[PROBLEM TO SOLVE]: Copy every line in the records below that contains the word "JSON".

━━ SUPPLIED DATA ━━

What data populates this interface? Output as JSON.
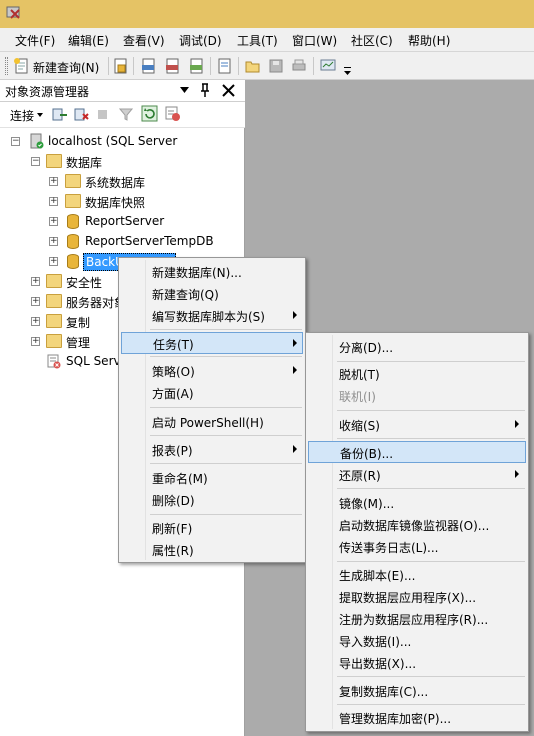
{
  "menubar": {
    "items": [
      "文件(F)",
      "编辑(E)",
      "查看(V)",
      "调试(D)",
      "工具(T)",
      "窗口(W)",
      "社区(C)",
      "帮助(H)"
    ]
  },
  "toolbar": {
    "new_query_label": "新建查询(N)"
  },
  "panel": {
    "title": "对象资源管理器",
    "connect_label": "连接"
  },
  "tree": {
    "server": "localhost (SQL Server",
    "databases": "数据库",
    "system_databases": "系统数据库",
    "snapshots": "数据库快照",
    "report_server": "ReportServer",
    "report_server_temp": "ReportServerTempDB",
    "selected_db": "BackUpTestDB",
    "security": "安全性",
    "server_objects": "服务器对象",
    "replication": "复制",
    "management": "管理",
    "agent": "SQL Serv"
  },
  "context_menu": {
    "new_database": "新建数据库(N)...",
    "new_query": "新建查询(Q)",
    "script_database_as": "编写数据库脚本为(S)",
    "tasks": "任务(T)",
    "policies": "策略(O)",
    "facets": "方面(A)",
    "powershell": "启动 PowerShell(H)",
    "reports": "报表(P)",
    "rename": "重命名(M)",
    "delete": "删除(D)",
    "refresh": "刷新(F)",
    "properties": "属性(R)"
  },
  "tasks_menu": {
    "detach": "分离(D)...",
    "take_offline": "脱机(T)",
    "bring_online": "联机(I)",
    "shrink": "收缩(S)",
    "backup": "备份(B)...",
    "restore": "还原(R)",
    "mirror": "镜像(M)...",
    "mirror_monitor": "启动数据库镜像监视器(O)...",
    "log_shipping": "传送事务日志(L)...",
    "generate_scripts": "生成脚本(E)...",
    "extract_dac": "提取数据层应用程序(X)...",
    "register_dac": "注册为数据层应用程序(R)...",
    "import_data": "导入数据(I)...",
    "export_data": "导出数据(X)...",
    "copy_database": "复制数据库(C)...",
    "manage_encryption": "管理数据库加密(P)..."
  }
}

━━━
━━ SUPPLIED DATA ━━

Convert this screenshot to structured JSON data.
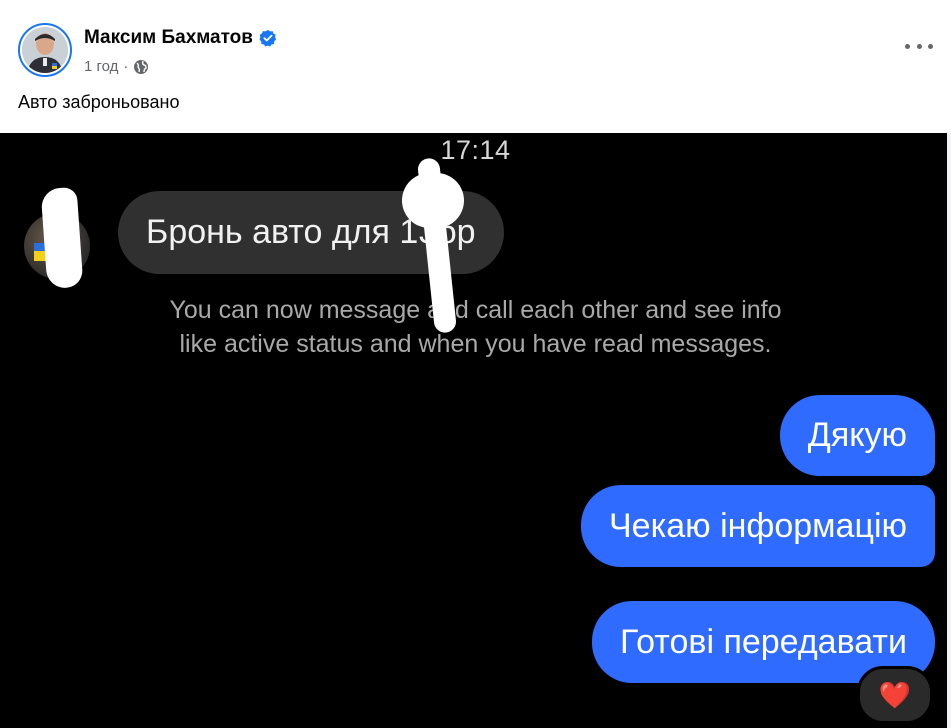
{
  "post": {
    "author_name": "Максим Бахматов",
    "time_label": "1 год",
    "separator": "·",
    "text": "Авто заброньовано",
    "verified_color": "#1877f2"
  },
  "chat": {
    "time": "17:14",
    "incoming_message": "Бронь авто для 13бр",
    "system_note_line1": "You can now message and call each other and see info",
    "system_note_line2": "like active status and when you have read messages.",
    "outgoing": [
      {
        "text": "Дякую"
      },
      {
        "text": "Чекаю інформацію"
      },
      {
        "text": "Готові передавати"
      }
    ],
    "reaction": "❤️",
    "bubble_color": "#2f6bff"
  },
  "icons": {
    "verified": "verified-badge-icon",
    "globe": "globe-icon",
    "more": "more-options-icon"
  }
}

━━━

[RESPONSE]:
What data populates this interface? Output as JSON.
Convert this screenshot to structured JSON data.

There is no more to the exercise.